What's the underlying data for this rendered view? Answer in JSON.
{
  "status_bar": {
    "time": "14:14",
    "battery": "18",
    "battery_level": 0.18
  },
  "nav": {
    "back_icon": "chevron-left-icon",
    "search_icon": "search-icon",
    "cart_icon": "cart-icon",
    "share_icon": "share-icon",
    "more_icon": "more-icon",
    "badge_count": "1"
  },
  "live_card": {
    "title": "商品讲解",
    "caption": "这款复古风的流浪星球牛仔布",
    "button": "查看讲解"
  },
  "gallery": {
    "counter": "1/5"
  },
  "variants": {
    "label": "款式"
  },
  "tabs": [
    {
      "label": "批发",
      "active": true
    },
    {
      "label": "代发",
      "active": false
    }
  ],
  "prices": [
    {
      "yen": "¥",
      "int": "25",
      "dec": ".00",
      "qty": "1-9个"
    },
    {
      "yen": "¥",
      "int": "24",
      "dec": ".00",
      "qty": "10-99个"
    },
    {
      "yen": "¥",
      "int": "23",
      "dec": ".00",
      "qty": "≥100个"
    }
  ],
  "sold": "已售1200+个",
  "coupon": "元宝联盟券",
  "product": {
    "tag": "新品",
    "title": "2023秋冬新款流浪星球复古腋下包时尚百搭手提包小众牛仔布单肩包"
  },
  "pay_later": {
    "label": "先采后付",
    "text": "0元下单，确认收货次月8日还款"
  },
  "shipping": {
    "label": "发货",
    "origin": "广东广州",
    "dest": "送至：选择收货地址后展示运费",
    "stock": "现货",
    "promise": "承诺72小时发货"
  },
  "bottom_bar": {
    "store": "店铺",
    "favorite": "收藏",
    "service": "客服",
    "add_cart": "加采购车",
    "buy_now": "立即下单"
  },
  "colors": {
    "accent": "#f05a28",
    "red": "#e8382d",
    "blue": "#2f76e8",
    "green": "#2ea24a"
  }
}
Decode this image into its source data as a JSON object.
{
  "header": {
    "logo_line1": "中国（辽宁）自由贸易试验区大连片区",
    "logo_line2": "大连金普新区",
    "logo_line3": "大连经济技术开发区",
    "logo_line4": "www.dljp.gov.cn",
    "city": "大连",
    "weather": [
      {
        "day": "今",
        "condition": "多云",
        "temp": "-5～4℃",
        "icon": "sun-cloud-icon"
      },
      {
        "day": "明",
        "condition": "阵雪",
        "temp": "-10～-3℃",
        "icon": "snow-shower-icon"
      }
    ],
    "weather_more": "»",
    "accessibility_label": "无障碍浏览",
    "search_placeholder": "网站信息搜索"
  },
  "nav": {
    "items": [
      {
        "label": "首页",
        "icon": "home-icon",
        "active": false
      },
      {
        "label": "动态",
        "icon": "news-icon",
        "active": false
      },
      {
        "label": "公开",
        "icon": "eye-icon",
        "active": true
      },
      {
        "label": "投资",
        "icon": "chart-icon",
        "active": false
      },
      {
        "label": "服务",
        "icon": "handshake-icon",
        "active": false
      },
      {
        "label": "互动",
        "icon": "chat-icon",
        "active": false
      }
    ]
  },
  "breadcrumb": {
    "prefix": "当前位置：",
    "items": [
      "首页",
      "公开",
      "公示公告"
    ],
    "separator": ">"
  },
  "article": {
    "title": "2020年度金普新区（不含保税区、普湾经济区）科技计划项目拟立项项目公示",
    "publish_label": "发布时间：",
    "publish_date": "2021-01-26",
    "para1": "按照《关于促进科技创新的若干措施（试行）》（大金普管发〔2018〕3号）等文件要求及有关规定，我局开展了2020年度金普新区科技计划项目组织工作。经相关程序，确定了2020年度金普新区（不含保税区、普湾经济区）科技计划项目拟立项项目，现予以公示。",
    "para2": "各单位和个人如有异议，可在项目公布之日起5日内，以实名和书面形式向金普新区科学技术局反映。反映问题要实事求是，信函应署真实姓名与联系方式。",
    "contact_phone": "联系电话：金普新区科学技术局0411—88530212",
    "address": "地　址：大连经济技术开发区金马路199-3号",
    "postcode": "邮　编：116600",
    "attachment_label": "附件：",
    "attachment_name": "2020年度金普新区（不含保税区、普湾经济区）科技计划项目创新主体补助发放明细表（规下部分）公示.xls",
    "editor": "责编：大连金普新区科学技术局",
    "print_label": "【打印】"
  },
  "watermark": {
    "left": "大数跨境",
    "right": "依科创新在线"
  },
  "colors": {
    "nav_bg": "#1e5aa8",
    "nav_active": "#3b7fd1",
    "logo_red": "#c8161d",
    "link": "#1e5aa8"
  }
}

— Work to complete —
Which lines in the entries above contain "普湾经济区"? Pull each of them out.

— Answer to this problem —
    "title": "2020年度金普新区（不含保税区、普湾经济区）科技计划项目拟立项项目公示",
    "para1": "按照《关于促进科技创新的若干措施（试行）》（大金普管发〔2018〕3号）等文件要求及有关规定，我局开展了2020年度金普新区科技计划项目组织工作。经相关程序，确定了2020年度金普新区（不含保税区、普湾经济区）科技计划项目拟立项项目，现予以公示。",
    "attachment_name": "2020年度金普新区（不含保税区、普湾经济区）科技计划项目创新主体补助发放明细表（规下部分）公示.xls",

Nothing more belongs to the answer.